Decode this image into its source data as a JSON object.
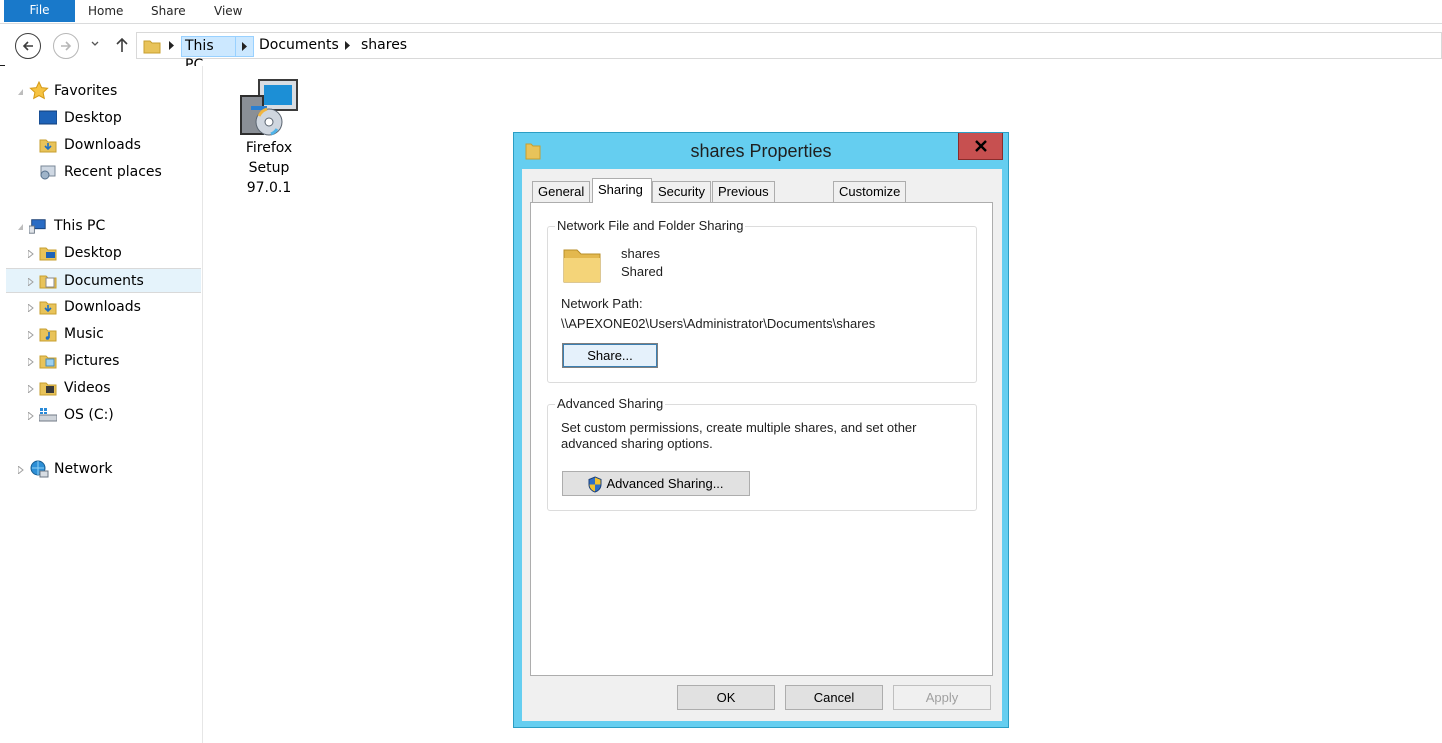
{
  "ribbon": {
    "tabs": [
      "File",
      "Home",
      "Share",
      "View"
    ]
  },
  "address": {
    "crumbs": [
      "This PC",
      "Documents",
      "shares"
    ]
  },
  "navpane": {
    "favorites": {
      "label": "Favorites",
      "items": [
        "Desktop",
        "Downloads",
        "Recent places"
      ]
    },
    "thispc": {
      "label": "This PC",
      "items": [
        "Desktop",
        "Documents",
        "Downloads",
        "Music",
        "Pictures",
        "Videos",
        "OS (C:)"
      ]
    },
    "network": {
      "label": "Network"
    }
  },
  "content": {
    "files": [
      {
        "name": "Firefox\nSetup\n97.0.1",
        "icon": "installer-icon"
      }
    ]
  },
  "dialog": {
    "title": "shares Properties",
    "tabs": [
      "General",
      "Sharing",
      "Security",
      "Previous Versions",
      "Customize"
    ],
    "active_tab": "Sharing",
    "network_group": {
      "legend": "Network File and Folder Sharing",
      "folder_name": "shares",
      "folder_state": "Shared",
      "path_label": "Network Path:",
      "path_value": "\\\\APEXONE02\\Users\\Administrator\\Documents\\shares",
      "share_button": "Share..."
    },
    "advanced_group": {
      "legend": "Advanced Sharing",
      "description_line1": "Set custom permissions, create multiple shares, and set other",
      "description_line2": "advanced sharing options.",
      "advanced_button": "Advanced Sharing..."
    },
    "buttons": {
      "ok": "OK",
      "cancel": "Cancel",
      "apply": "Apply"
    }
  },
  "colors": {
    "file_tab": "#1979ca",
    "dialog_frame": "#65cef0",
    "close_button": "#c75050",
    "selection": "#cce8ff"
  }
}
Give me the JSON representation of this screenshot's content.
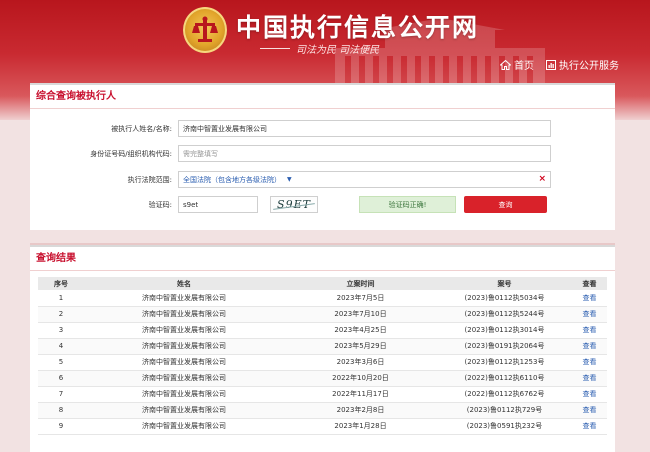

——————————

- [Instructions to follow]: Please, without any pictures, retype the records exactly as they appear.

- [Result of the exercise]:
Decode this image into its source data as a JSON object.
{
  "ribbon": {
    "tabs": [
      "File",
      "Home",
      "Share",
      "View"
    ]
  },
  "address": {
    "crumbs": [
      "This PC",
      "Documents",
      "shares"
    ]
  },
  "navpane": {
    "favorites": {
      "label": "Favorites",
      "items": [
        "Desktop",
        "Downloads",
        "Recent places"
      ]
    },
    "thispc": {
      "label": "This PC",
      "items": [
        "Desktop",
        "Documents",
        "Downloads",
        "Music",
        "Pictures",
        "Videos",
        "OS (C:)"
      ]
    },
    "network": {
      "label": "Network"
    }
  },
  "content": {
    "files": [
      {
        "name": "Firefox\nSetup\n97.0.1",
        "icon": "installer-icon"
      }
    ]
  },
  "dialog": {
    "title": "shares Properties",
    "tabs": [
      "General",
      "Sharing",
      "Security",
      "Previous Versions",
      "Customize"
    ],
    "active_tab": "Sharing",
    "network_group": {
      "legend": "Network File and Folder Sharing",
      "folder_name": "shares",
      "folder_state": "Shared",
      "path_label": "Network Path:",
      "path_value": "\\\\APEXONE02\\Users\\Administrator\\Documents\\shares",
      "share_button": "Share..."
    },
    "advanced_group": {
      "legend": "Advanced Sharing",
      "description_line1": "Set custom permissions, create multiple shares, and set other",
      "description_line2": "advanced sharing options.",
      "advanced_button": "Advanced Sharing..."
    },
    "buttons": {
      "ok": "OK",
      "cancel": "Cancel",
      "apply": "Apply"
    }
  },
  "colors": {
    "file_tab": "#1979ca",
    "dialog_frame": "#65cef0",
    "close_button": "#c75050",
    "selection": "#cce8ff"
  }
}
Give me the JSON representation of this screenshot's content.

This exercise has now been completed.